Quinns: YES! Hang on…
Right! Z-Man also announced Smile this week, a small-box card game where players compete to amass a collection of colourful critters by using a limited number of “lightning bug” tokens as bait.
It’s from German designer Michael Schact, and while SU&SD hasn’t gotten along particularly well with his games in the past I’m still buzzing with excitement because this represents the revival of Z-Man’s line of deluxe card games. Remember last year when I went a little mad, recommending Arboretum, Parade and Archaeology? Ooh, and that line also included Lords of Scotland and Chimera, neither of which are quite so easy to recommend but I still enjoy them a great deal.
WELL, with the announcement of Smile, it seems that Z-Man being bought by Asmodee might have just meant a hiccup, as opposed to a cessation, of Z-Man being the publishers of the best card games in the world. And that makes me very happy.
During a brief conversation with Zev (the lovely founder of Z-Man Games) this weekend, he told me that all of those gorgeous games represent the handiwork of Z-Man Games “Master illustrator” Chris Quilliams, who was also solely responsible for the look of Pandemic Legacy. For years I’ve been enjoying the art design of Z-Man game after Z-Man game, I’d just never put two and two together that it was probably the work of a single person.

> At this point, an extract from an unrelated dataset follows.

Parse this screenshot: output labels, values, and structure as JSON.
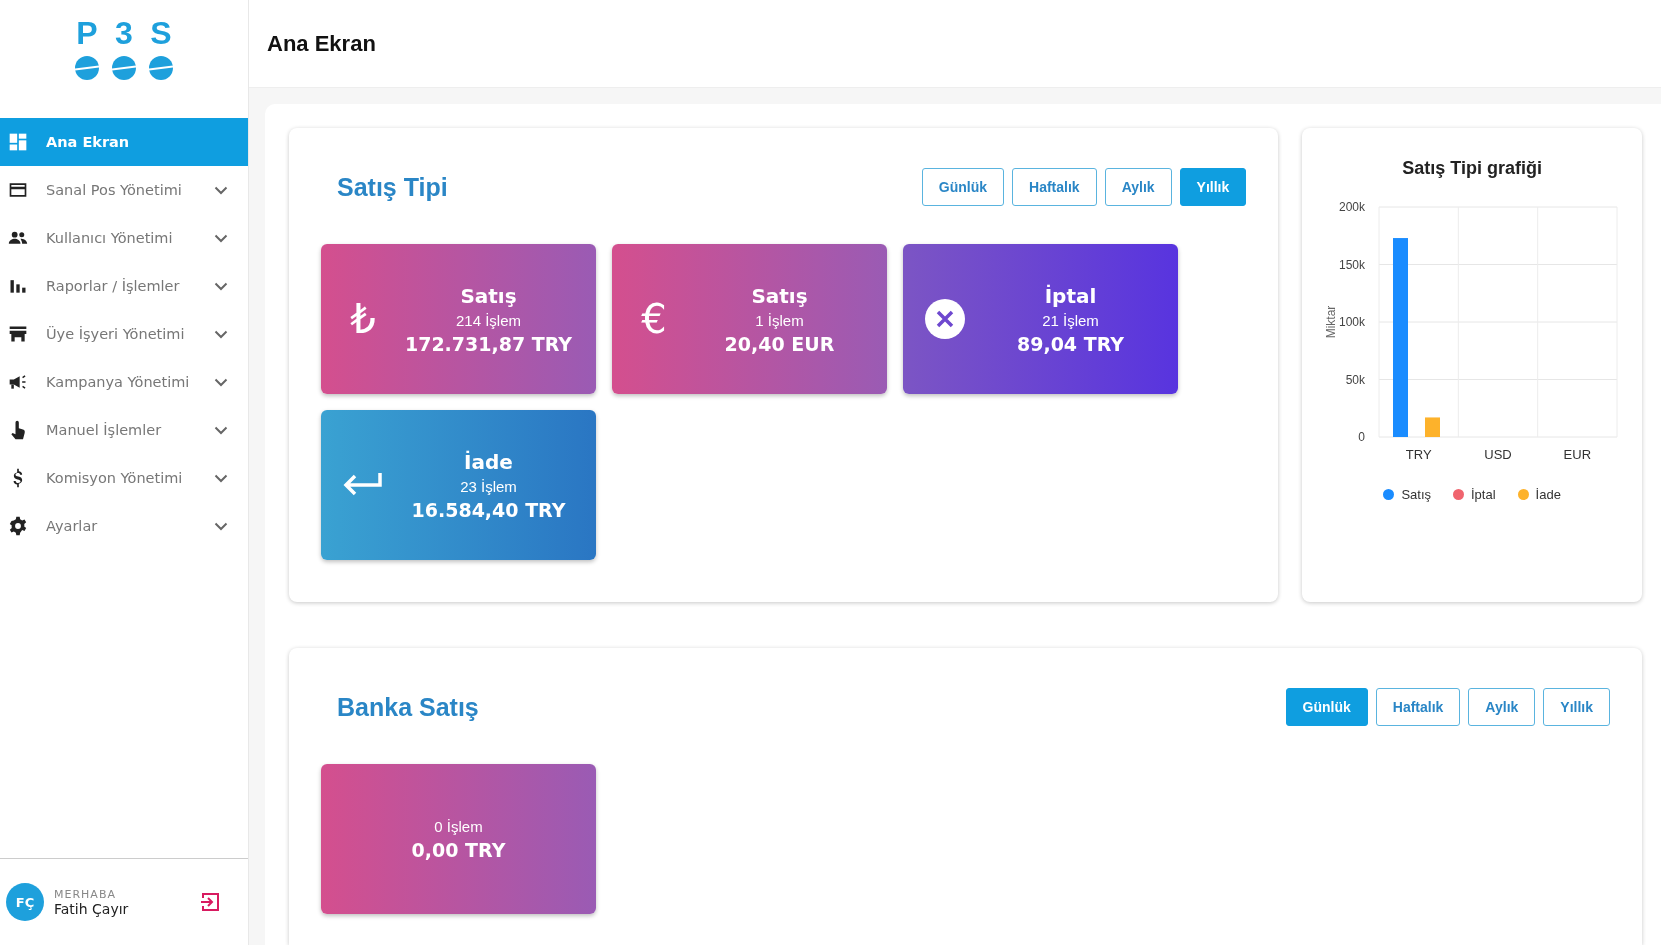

Mr. Quilliams? I salute you.
Paul: Flying back to Kickstarter like a puppy on a bungee, we also find yet another Lovecraftian project, the rules-light, horror-heavy RPG Cthulhu Dark. Usually I’d pass over this like a ghost over a grave, but the idea of offering multiple time periods, from the 1600s to the near future, puts a more interesting spin on things. How will this uncomplicated interpretation of Lovecraftian roleplaying compare to, say, our recent review of Trail of Cthulhu? I guess we shall have to find out.
Quinns: The RPG communities I follow have been really enjoying this one. I feel like a lot of people assume that once you’ve enjoyed accessible RPGs like Fiasco or World Wide Wrestling, the next step is buying a couple of serious sourcebooks that weigh as much as a baby. It’s not true! If you’re one of the many people who were ogling Cynthia’s Trail of Cthulu review but don’t want to make such a big commitment of time and money, Cthulu Dark wants to give the same mysteries and terror but packed more elegantly into a smaller space.
AND FINALLY, studio Plaid Hat Games has unveiled Crystal Clans, a new strategic 2 player game that looks absolutely gorgeous.
In a similar style to beloved Plaid Hat title Summoner Wars (an excellent game that we still recommend), Crystal Clans will ship in a big ol’ box containing 6 different faction decks for players to pit against one another, and presumably plenty of expansions will follow. But the similarities end there. Crystal Clans promises, in no particular order…
- Actions taken with a back-and-forth initiative system. The more you do on your turn, the more you opponent gets to do on hers.
- Stack your units together into squads, carefully choosing their order and moving the squad together.
- Each card in your deck can be used either as a unit on the battlefield or as a battle card, adding surprise to each encounter.
- Earn the power of magic crystals that pave the path to victory with their magical powers that have their own impact on the battle.
And the first clan to claim four crystals is the winner. But my goodness, that art! Click on these cards for bigger illustrations:
In other words, it sounds like nothing else we’ve ever played, and there’s no faster way to set the SU&SD slack channel afire with excitement than by combining an innovative pitch and stunning artwork. We’ll be bringing you the earliest possible review.
Did any of you come to the UK Games Expo? Whether you did or you didn’t, what did you manage to play this weekend?